The non- bioengineering associated farmers already ensured reproduction of animals and plants that have superior qualities through various breeding cycles. Bioengineering’s objectives is the same with these early and modern farmers – to be able to generate superior crops and animals.

The difference between genetic engineering and conventional breeding is that in conventional breeding which relies on phenotype-based selection it takes many generations and vast amount of time before the desired traits of animals and crops are produced. In genetic engineering on the other hand, manipulation of the genes of the parents will produce 1st generation offsprings that possesses the desired trait combinations (FAO, 2004, p. 9).

The guiding objective is thus the same between the conventional farming and farming that incorporates genetic engineering. What differs between the two is the means used to attain the objective and the amount of time consumed to achieve that objective.

Like any other up-and-coming technology innovations, biotechnology is also plunked by issues by which its advocates and the critics continue to debate about. One of these issues is the health safety of the consumers of biotechnology products.

Detractors of this technology emphasize the inadequacy of research studies conducted about the long-term and short-term effects of this technique (IPC, 2004). These people continuously ignore that like any other new technology, studies of the long- term and short-term impacts of the employment of biotechnology takes time to be accomplished.
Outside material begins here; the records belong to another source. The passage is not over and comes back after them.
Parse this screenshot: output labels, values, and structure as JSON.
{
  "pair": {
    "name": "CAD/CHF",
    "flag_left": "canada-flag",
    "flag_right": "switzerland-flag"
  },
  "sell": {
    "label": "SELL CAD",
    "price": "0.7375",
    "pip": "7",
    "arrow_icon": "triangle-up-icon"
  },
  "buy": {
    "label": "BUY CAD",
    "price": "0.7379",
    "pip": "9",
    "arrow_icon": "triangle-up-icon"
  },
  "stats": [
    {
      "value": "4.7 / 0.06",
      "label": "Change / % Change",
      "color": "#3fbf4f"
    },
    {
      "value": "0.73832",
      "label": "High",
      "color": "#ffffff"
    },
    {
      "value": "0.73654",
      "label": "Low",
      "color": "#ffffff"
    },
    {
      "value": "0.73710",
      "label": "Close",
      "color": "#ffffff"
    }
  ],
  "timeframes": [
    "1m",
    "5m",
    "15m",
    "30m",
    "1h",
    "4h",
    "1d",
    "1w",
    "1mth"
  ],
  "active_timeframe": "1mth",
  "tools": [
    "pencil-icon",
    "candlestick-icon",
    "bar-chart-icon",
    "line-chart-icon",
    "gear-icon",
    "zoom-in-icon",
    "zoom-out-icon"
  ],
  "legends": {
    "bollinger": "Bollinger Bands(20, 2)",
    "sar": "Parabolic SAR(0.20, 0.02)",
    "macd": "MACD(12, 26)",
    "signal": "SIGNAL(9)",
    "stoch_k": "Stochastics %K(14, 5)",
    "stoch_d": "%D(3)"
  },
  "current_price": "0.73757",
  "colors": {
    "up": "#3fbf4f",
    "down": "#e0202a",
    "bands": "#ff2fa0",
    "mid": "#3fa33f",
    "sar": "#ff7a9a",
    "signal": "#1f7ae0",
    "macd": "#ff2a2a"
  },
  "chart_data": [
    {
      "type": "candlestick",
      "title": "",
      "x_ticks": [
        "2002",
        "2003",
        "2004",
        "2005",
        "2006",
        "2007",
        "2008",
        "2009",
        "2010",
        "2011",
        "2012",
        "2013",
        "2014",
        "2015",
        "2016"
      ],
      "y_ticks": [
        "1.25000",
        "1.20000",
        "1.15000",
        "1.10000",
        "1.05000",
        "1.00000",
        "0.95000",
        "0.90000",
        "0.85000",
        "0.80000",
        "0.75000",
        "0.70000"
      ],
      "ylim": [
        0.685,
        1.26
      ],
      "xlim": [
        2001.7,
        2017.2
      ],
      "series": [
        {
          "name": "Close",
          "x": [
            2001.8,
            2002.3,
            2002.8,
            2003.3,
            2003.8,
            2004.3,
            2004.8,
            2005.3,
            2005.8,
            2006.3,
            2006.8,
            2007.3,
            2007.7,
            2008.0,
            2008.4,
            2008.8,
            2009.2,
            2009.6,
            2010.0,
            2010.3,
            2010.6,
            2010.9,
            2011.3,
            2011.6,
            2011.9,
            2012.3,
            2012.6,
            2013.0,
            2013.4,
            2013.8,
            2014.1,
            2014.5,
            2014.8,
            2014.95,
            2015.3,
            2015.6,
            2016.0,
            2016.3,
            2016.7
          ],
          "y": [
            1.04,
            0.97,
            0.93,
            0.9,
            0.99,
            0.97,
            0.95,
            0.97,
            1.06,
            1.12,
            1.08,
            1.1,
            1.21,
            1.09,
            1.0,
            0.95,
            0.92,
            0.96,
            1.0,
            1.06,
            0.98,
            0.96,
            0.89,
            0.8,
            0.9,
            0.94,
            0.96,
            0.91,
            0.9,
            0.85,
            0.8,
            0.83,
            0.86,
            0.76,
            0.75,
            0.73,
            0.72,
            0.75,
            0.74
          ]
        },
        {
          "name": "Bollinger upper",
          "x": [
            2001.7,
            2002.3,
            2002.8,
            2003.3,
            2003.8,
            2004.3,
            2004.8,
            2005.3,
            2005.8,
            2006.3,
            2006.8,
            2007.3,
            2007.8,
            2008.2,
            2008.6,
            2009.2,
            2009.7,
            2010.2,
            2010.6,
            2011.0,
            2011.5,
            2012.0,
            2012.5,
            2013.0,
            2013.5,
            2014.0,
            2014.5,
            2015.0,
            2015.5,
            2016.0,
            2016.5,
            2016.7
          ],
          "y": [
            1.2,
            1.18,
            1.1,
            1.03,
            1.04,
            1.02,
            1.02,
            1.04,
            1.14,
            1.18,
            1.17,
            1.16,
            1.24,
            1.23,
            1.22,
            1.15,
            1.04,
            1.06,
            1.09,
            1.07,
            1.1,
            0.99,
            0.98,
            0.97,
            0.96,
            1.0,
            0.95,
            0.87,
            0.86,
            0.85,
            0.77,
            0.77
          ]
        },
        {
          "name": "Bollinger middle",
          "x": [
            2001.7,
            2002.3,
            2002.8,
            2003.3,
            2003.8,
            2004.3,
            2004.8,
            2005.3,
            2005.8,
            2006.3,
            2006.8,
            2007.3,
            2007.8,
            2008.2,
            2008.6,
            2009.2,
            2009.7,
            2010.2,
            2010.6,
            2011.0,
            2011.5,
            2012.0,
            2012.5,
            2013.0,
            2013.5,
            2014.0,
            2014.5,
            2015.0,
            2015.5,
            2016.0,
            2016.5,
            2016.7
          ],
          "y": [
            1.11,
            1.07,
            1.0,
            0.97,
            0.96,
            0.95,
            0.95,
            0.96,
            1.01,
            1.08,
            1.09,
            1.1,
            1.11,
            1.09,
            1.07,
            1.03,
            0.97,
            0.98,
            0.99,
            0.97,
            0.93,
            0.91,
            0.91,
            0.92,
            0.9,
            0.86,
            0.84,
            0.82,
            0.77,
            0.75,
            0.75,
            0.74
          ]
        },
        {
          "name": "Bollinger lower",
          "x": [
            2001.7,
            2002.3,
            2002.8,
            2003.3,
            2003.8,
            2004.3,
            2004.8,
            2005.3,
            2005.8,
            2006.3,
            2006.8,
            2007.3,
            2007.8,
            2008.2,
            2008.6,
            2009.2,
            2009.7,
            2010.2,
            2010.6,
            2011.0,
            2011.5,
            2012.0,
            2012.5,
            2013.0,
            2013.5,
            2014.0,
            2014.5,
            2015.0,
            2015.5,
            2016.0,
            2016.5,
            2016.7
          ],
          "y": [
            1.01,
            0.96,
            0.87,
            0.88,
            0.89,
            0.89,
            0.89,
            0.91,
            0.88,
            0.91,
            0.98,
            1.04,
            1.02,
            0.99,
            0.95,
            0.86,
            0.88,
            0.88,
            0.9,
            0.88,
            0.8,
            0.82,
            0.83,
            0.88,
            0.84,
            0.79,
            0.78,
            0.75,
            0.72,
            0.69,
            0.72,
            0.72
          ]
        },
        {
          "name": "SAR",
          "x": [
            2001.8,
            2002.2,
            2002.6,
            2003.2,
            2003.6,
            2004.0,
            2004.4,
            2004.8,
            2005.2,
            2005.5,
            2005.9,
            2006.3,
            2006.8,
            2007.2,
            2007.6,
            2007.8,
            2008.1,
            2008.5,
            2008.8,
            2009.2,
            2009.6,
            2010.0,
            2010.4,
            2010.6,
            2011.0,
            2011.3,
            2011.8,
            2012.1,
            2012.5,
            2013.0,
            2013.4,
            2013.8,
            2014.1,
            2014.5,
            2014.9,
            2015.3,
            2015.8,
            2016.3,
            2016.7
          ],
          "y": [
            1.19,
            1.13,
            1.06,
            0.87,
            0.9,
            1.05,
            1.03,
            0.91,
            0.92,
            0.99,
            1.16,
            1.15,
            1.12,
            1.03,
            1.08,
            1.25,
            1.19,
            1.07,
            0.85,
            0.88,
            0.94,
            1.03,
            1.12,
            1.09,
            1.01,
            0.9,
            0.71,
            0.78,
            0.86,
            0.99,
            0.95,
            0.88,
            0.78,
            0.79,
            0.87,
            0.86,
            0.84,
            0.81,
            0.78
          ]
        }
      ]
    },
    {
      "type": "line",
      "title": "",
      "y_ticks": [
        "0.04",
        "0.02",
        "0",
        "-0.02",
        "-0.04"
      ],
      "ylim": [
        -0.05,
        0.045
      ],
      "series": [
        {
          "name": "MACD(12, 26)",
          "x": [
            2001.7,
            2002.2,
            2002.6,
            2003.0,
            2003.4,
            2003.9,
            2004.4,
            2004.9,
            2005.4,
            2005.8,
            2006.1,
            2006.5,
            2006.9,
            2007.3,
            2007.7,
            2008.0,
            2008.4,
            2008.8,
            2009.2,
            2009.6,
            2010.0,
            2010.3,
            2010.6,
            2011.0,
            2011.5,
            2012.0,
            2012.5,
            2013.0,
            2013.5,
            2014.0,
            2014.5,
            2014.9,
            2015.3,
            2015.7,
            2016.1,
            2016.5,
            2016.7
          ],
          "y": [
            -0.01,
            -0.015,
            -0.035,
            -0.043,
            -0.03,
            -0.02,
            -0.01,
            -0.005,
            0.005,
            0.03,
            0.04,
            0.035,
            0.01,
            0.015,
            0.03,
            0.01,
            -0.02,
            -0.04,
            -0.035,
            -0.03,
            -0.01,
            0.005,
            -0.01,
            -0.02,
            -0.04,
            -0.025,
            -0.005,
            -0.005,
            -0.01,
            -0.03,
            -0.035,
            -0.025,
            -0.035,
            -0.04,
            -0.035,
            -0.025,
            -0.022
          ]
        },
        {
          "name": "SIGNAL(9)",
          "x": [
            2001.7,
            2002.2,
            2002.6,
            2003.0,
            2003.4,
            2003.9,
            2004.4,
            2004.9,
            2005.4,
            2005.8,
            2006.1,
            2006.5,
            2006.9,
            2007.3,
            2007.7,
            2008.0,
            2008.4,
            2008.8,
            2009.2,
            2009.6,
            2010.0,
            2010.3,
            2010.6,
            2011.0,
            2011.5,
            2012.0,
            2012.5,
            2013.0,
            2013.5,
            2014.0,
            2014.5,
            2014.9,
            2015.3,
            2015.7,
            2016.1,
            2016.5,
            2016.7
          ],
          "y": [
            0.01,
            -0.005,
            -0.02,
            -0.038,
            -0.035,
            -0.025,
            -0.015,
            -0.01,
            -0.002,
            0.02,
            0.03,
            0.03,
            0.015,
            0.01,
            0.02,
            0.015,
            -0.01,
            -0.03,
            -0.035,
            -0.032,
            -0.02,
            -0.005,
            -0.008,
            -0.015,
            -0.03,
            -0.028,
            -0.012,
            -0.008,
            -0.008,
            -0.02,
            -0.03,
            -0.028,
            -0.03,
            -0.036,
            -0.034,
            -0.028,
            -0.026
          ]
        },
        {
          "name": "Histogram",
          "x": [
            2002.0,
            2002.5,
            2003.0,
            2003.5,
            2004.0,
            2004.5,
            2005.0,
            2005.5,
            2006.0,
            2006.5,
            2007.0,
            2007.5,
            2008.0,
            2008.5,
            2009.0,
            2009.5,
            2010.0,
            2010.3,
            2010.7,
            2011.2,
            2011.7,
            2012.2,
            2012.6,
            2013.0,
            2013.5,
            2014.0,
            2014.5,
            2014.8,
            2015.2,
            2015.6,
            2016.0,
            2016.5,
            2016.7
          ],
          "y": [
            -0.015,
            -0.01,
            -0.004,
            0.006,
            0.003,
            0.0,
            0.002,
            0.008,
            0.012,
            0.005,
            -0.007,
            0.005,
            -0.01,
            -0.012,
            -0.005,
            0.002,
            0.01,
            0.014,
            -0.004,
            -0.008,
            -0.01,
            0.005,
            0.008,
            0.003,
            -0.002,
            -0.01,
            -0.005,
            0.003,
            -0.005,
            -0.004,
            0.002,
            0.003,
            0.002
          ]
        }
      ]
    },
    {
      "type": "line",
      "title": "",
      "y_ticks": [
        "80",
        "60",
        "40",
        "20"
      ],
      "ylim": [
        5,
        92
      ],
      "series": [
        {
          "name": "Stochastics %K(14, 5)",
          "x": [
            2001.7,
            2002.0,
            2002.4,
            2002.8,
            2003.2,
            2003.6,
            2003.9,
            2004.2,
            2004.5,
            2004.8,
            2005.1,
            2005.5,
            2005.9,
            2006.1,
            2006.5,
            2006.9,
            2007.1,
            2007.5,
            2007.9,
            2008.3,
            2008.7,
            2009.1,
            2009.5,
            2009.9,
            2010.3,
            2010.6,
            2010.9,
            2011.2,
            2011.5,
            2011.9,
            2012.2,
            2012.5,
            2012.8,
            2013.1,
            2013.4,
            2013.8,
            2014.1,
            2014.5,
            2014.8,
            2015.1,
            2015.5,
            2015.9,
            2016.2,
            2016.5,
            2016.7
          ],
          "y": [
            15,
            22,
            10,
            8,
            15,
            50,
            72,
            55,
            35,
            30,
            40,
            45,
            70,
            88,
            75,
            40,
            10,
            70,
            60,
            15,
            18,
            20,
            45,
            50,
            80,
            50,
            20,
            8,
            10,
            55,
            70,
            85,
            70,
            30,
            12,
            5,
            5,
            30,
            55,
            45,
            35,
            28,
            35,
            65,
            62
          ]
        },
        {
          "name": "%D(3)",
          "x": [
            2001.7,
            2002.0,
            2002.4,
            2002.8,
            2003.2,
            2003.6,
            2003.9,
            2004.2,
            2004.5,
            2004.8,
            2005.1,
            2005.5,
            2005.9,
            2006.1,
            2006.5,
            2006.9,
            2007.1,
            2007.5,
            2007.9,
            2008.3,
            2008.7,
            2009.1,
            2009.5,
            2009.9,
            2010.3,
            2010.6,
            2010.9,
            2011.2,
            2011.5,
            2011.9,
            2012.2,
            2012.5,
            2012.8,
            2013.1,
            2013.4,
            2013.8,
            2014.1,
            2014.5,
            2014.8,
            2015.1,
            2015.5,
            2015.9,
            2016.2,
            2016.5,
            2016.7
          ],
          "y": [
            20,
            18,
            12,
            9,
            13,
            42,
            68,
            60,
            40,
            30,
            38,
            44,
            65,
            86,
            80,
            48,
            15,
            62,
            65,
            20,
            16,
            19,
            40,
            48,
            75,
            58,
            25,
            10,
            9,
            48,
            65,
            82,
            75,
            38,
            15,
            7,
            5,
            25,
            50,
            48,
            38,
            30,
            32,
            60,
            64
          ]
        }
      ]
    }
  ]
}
The present status of global hunger and malnutrition of the poor is already alarming.

Do we have to wait for the problem to worsen before employing solutions like the incorporation of biotechnology to agriculture? The potential hazards posed by the application of biotechnology to agriculture can be searched for solutions but the lives that hunger and malnutrition dilemma took away will never be regained.